WORK INSTRUCTIONS
When responding, copy every record below exactly as it appears.

/---

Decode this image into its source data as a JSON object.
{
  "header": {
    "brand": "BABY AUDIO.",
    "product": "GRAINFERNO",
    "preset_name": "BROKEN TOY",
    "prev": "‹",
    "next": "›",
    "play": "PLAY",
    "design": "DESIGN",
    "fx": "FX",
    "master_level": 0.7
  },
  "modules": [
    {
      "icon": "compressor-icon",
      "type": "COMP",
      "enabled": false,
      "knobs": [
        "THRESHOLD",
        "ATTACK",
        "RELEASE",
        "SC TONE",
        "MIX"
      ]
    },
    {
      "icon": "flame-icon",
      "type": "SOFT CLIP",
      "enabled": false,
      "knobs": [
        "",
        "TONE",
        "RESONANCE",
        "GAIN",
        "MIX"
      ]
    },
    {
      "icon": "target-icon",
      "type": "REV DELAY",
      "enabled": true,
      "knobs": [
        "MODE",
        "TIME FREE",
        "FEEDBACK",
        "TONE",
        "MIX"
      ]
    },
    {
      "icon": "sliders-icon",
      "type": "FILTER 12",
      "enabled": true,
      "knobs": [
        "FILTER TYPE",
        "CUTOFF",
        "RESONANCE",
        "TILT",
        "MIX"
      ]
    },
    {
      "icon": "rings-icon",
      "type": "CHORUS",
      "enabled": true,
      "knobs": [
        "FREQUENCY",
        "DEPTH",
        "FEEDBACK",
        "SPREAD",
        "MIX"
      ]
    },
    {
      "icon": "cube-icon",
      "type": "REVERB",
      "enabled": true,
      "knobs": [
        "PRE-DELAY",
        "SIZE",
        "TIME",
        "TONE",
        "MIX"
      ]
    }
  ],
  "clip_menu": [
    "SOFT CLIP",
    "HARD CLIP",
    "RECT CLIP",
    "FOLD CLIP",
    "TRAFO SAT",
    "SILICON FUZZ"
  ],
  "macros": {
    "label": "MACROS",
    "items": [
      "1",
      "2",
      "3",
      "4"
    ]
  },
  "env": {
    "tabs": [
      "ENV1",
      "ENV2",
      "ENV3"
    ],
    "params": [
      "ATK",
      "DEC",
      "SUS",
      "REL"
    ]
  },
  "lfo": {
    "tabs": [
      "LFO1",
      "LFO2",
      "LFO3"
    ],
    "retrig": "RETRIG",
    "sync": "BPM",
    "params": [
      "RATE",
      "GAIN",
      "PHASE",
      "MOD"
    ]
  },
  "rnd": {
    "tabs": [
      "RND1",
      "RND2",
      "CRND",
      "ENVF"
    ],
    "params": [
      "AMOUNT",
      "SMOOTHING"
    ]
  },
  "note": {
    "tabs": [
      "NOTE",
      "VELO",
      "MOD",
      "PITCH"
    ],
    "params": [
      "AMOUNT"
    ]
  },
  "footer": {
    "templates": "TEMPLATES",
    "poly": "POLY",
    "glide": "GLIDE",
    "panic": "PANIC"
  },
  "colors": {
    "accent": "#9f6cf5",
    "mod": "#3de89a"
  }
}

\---

RESPONSE
Decode this image into its source data as a JSON object.
{
  "header": {
    "brand": "BABY AUDIO.",
    "product": "GRAINFERNO",
    "preset_name": "BROKEN TOY",
    "prev": "‹",
    "next": "›",
    "play": "PLAY",
    "design": "DESIGN",
    "fx": "FX",
    "master_level": 0.7
  },
  "modules": [
    {
      "icon": "compressor-icon",
      "type": "COMP",
      "enabled": false,
      "knobs": [
        "THRESHOLD",
        "ATTACK",
        "RELEASE",
        "SC TONE",
        "MIX"
      ]
    },
    {
      "icon": "flame-icon",
      "type": "SOFT CLIP",
      "enabled": false,
      "knobs": [
        "",
        "TONE",
        "RESONANCE",
        "GAIN",
        "MIX"
      ]
    },
    {
      "icon": "target-icon",
      "type": "REV DELAY",
      "enabled": true,
      "knobs": [
        "MODE",
        "TIME FREE",
        "FEEDBACK",
        "TONE",
        "MIX"
      ]
    },
    {
      "icon": "sliders-icon",
      "type": "FILTER 12",
      "enabled": true,
      "knobs": [
        "FILTER TYPE",
        "CUTOFF",
        "RESONANCE",
        "TILT",
        "MIX"
      ]
    },
    {
      "icon": "rings-icon",
      "type": "CHORUS",
      "enabled": true,
      "knobs": [
        "FREQUENCY",
        "DEPTH",
        "FEEDBACK",
        "SPREAD",
        "MIX"
      ]
    },
    {
      "icon": "cube-icon",
      "type": "REVERB",
      "enabled": true,
      "knobs": [
        "PRE-DELAY",
        "SIZE",
        "TIME",
        "TONE",
        "MIX"
      ]
    }
  ],
  "clip_menu": [
    "SOFT CLIP",
    "HARD CLIP",
    "RECT CLIP",
    "FOLD CLIP",
    "TRAFO SAT",
    "SILICON FUZZ"
  ],
  "macros": {
    "label": "MACROS",
    "items": [
      "1",
      "2",
      "3",
      "4"
    ]
  },
  "env": {
    "tabs": [
      "ENV1",
      "ENV2",
      "ENV3"
    ],
    "params": [
      "ATK",
      "DEC",
      "SUS",
      "REL"
    ]
  },
  "lfo": {
    "tabs": [
      "LFO1",
      "LFO2",
      "LFO3"
    ],
    "retrig": "RETRIG",
    "sync": "BPM",
    "params": [
      "RATE",
      "GAIN",
      "PHASE",
      "MOD"
    ]
  },
  "rnd": {
    "tabs": [
      "RND1",
      "RND2",
      "CRND",
      "ENVF"
    ],
    "params": [
      "AMOUNT",
      "SMOOTHING"
    ]
  },
  "note": {
    "tabs": [
      "NOTE",
      "VELO",
      "MOD",
      "PITCH"
    ],
    "params": [
      "AMOUNT"
    ]
  },
  "footer": {
    "templates": "TEMPLATES",
    "poly": "POLY",
    "glide": "GLIDE",
    "panic": "PANIC"
  },
  "colors": {
    "accent": "#9f6cf5",
    "mod": "#3de89a"
  }
}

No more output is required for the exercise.